News Media and the Racialization of Protest: An Analysis of Black Lives Matter Articles
The purpose of this paper is to examine coverage of the Black Lives Matter (BLM) movement in seven US-based newspapers to determine whether the protest paradigm, “a pattern of news coverage that expresses disapproval toward protests and dissent,” and other marginalizing techniques are present, and racialized.
Relevant articles published during a six-month period of 2014 near the death of Michael Brown were retrieved from the selected outlets, including the New York Times, the Los Angeles Times, and the St Louis Post-Dispatch. Textual and content analyses were performed.
The articles heavily followed the paradigm. An additional characteristic, blame attribution, was also identified. Language of crime, lawlessness, violence, blame for nearby acts of violence, and inflammatory quotes from bystanders and official sources were often present. There was little discussion of key issues associated with the formation of BLM.
Mainstream outlets rather than social media or alternative outlets were examined. Future research should study coverage of BLM in other outlets.
Measures to avoid marginalizing protests and racialization of coverage, including increased diversity in the newsroom and monitoring for racialized language are suggested.
Racialization of news and coverage of BLM has widespread negative consequences, such as association of Blacks with criminality that may affect their quality of life. The protest paradigm has the ability to squelch participation in social movements, which have the possibility to bring about needed social change.

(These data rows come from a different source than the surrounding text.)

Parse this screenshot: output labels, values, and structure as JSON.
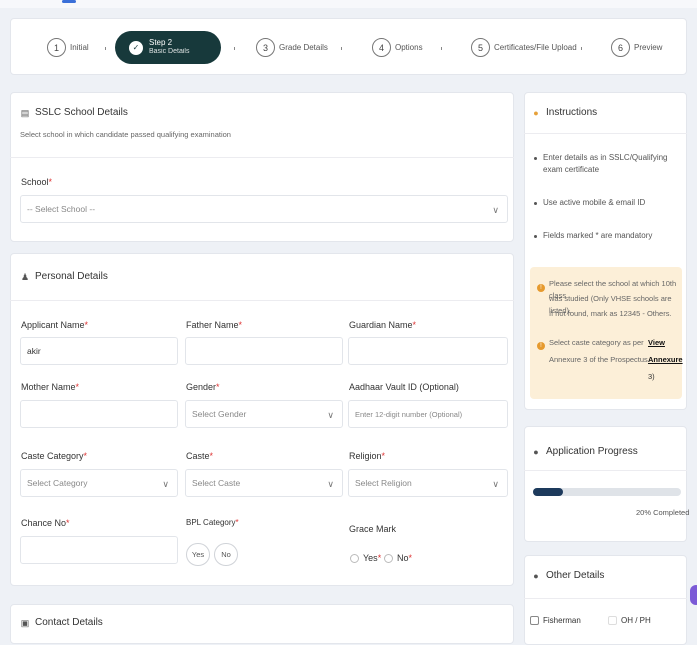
{
  "stepper": {
    "steps": [
      {
        "num": "1",
        "label": "Initial"
      },
      {
        "num": "",
        "title": "Step 2",
        "subtitle": "Basic Details"
      },
      {
        "num": "3",
        "label": "Grade Details"
      },
      {
        "num": "4",
        "label": "Options"
      },
      {
        "num": "5",
        "label": "Certificates/File Upload"
      },
      {
        "num": "6",
        "label": "Preview"
      }
    ],
    "active_check": "✓"
  },
  "school": {
    "title": "SSLC School Details",
    "subtitle": "Select school in which candidate passed qualifying examination",
    "label": "School",
    "placeholder": "-- Select School --"
  },
  "personal": {
    "title": "Personal Details",
    "applicant_name": {
      "label": "Applicant Name",
      "value": "akir"
    },
    "father_name": {
      "label": "Father Name",
      "value": ""
    },
    "guardian_name": {
      "label": "Guardian Name",
      "value": ""
    },
    "mother_name": {
      "label": "Mother Name",
      "value": ""
    },
    "gender": {
      "label": "Gender",
      "placeholder": "Select Gender"
    },
    "aadhaar": {
      "label": "Aadhaar Vault ID (Optional)",
      "placeholder": "Enter 12-digit number (Optional)"
    },
    "caste_category": {
      "label": "Caste Category",
      "placeholder": "Select Category"
    },
    "caste": {
      "label": "Caste",
      "placeholder": "Select Caste"
    },
    "religion": {
      "label": "Religion",
      "placeholder": "Select Religion"
    },
    "chance_no": {
      "label": "Chance No",
      "value": ""
    },
    "bpl": {
      "label": "BPL Category",
      "yes": "Yes",
      "no": "No"
    },
    "grace_mark": {
      "label": "Grace Mark",
      "yes": "Yes",
      "no": "No"
    }
  },
  "contact": {
    "title": "Contact Details"
  },
  "required_mark": "*",
  "instructions": {
    "title": "Instructions",
    "items": [
      "Enter details as in SSLC/Qualifying exam certificate",
      "Use active mobile & email ID",
      "Fields marked * are mandatory"
    ],
    "note1": [
      "Please select the school at which 10th class",
      "was studied (Only VHSE schools are listed).",
      "If not found, mark as 12345 - Others."
    ],
    "note2_text": [
      "Select caste category as per",
      "Annexure 3 of the Prospectus."
    ],
    "note2_link": [
      "View",
      "Annexure",
      "3)"
    ]
  },
  "progress": {
    "title": "Application Progress",
    "percent": 20,
    "label": "20% Completed"
  },
  "other": {
    "title": "Other Details",
    "fisherman": "Fisherman",
    "oh_ph": "OH / PH"
  },
  "colors": {
    "accent": "#17393b",
    "progress": "#1d3a5c",
    "note_bg": "#fcefd8",
    "required": "#dd3333"
  }
}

This interdisciplinary paper highlights the important role of mainstream media and news routines in affecting the BLM movement. It uses diversity research to make recommendations for media practitioners to avoid racialization of news.